During phase I, a research group identifies its core competencies and expertise, e.g. modelling methods, simulation techniques, or particular knowledge with respect to technological, engineering, economic or societal aspects. The aim is a complementary match in relation to its immediate partners, while searching for suitable industry partners with matching research and business goals to form consortia. Typical challenges involve finding and establishing contacts with potential research partners. This is particularly true for newly formed groups and young researchers, and especially challenging in fast-moving fields, like energy system research, which has gained traction, size, and speed during the last two decades, making it hard to follow the pace of new developments. Additionally, the interdisciplinarity of this field has increased dramatically, making it more difficult to find and connect with new relevant partners.
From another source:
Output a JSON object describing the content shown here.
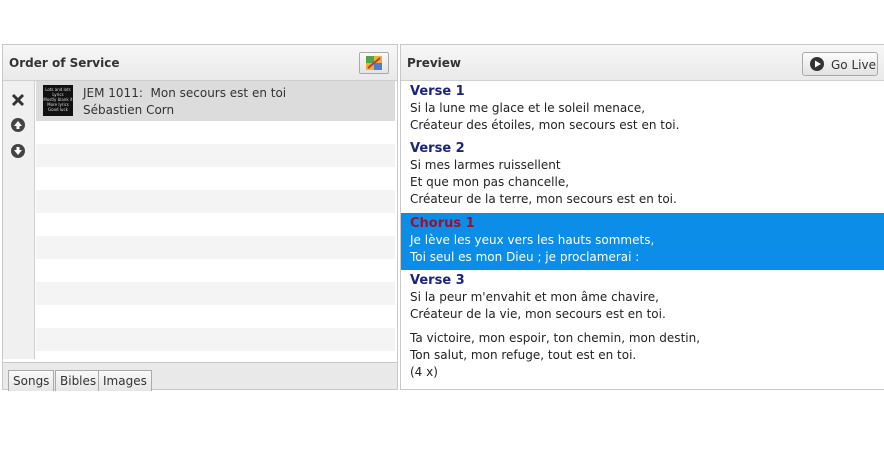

Phase II, occurring during proposal development and during the first project stage, includes defining relevant scenarios and experimental setup, which should be reviewed by the relevant research community through conference participation or white paper publication. This phase can benefit from findable curated, opinionated best-practice guidelines and demonstrations of existing best practices for experimental setups, research data management as well as privacy concerns. These concerns are more common knowledge in the social sciences, but not yet established practice in the more engineering and modelling oriented parts of energy system research, which on the other hand relies on community-driven processes and established practices, e.g. in electrical engineering.
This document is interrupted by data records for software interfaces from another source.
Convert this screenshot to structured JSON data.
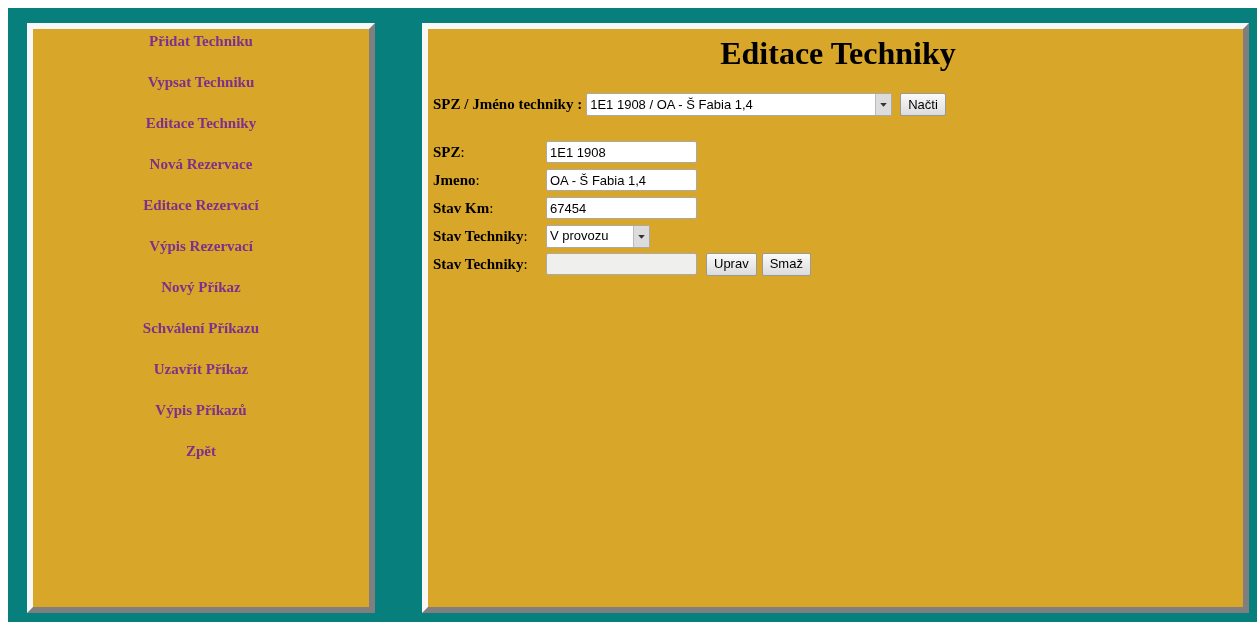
{
  "menu": [
    {
      "label": "Přidat Techniku"
    },
    {
      "label": "Vypsat Techniku"
    },
    {
      "label": "Editace Techniky"
    },
    {
      "label": "Nová Rezervace"
    },
    {
      "label": "Editace Rezervací"
    },
    {
      "label": "Výpis Rezervací"
    },
    {
      "label": "Nový Příkaz"
    },
    {
      "label": "Schválení Příkazu"
    },
    {
      "label": "Uzavřít Příkaz"
    },
    {
      "label": "Výpis Příkazů"
    },
    {
      "label": "Zpět"
    }
  ],
  "title": "Editace Techniky",
  "picker": {
    "label": "SPZ / Jméno techniky :",
    "value": "1E1 1908 / OA - Š Fabia 1,4",
    "button": "Načti"
  },
  "fields": [
    {
      "kind": "input",
      "label": "**SPZ**:",
      "value": "1E1 1908",
      "disabled": false
    },
    {
      "kind": "input",
      "label": "**Jmeno**:",
      "value": "OA - Š Fabia 1,4",
      "disabled": false
    },
    {
      "kind": "input",
      "label": "**Stav Km**:",
      "value": "67454",
      "disabled": false
    },
    {
      "kind": "select",
      "label": "**Stav Techniky**:",
      "value": "V provozu"
    },
    {
      "kind": "input",
      "label": "**Stav Techniky**:",
      "disabled": true,
      "buttons": [
        "Uprav",
        "Smaž"
      ]
    }
  ]
}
During phase III, partner collaboration takes the centre stage as individual models and data are integrated, interfaces are configured, and tools and laboratories are coupled. CEPS research is often based on simulating behaviour and, therefore, it requires multiple different data and models as input. Finding suitable upstream models, data sources or a clear lack thereof is still a major challenge and has not yet benefited from standardisation. Furthermore, there are a multitude of segmented community-curated repositories and libraries for energy system research but no documented standard to follow for data providers of energy system model data and metadata models for simulation authors, so that plug & play interoperability could be accomplished for downstream users. This leads to friction and inhibits the reuse of DO in research. Therefore, a lot of effort is needed by each individual research group for strikingly similar tasks, e.g. repetitive time series preparation for demand curves or meteorological capacity factors for fluctuating renewable sources.
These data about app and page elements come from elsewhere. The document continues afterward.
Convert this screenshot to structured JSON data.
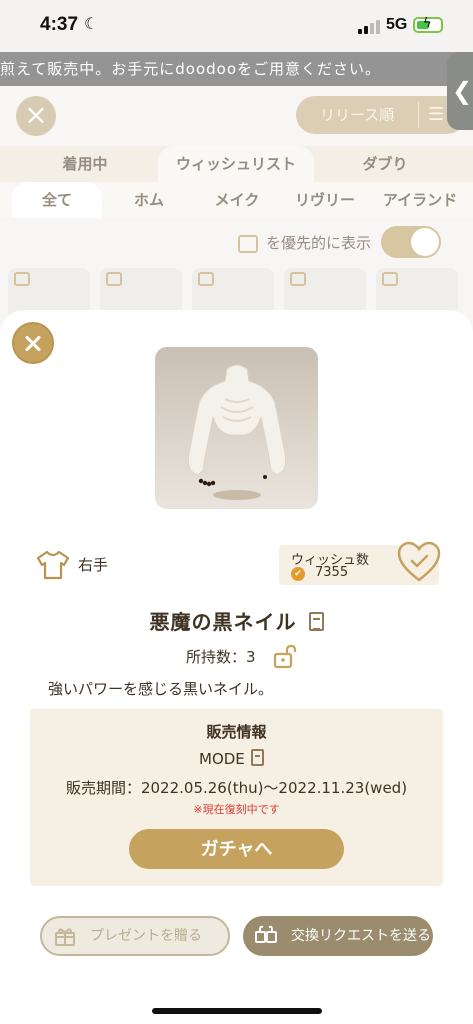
{
  "status_bar": {
    "time": "4:37",
    "network": "5G"
  },
  "ticker": "煎えて販売中。お手元にdoodooをご用意ください。",
  "background": {
    "sort_label": "リリース順",
    "tabs_primary": [
      "着用中",
      "ウィッシュリスト",
      "ダブり"
    ],
    "tabs_secondary": [
      "全て",
      "ホム",
      "メイク",
      "リヴリー",
      "アイランド"
    ],
    "priority_label": "を優先的に表示"
  },
  "item": {
    "part_label": "右手",
    "wish_title": "ウィッシュ数",
    "wish_count": "7355",
    "name": "悪魔の黒ネイル",
    "owned": "所持数：3",
    "description": "強いパワーを感じる黒いネイル。"
  },
  "sale": {
    "title": "販売情報",
    "mode": "MODE",
    "period": "販売期間：2022.05.26(thu)〜2022.11.23(wed)",
    "revival_note": "※現在復刻中です",
    "gacha_button": "ガチャへ"
  },
  "actions": {
    "present": "プレゼントを贈る",
    "trade": "交換リクエストを送る"
  },
  "colors": {
    "accent": "#c5a35e",
    "panel": "#f6efe3",
    "alert": "#e03a2e"
  }
}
In phase IV, results are extracted and their persistence is ensured. Also, the results are part of public consultation and discourse. A prominent challenge lies in the large inferential distance between the complex inner workings of a (distributed) simulation model in energy system research and its outputs, which often require specialised knowledge to be interpreted. Also, it is almost never possible for laypersons to interact with those research methods directly to gain an intuitive understanding of their mode of operation. This understanding is crucial to build trust for energy system research in the public and society in general. Providing easy-to-interpret model results with process guidelines for public discussion and validation on top of a complex simulation model is a hard problem, on which even modest progress will be valuable.
Phase V, identification of research gaps and challenges for follow-up activities, closes the loop of the whole research and transfer cycle and is the precursor step to phase I. In this phase, the direction and next steps for future research are identified. Challenges here lie in selecting which of the many follow-up questions to pursue, which method and approach to tackle next, and which past paths to abandon. By including politics and society, the amount of possible follow-up questions can be reduced in a meaningful way, since energy system research claims to be useful for the energy transition. Also, this phase could profit from a more structured overview about other current projects, project ideas, and both technical and methodical suggestions.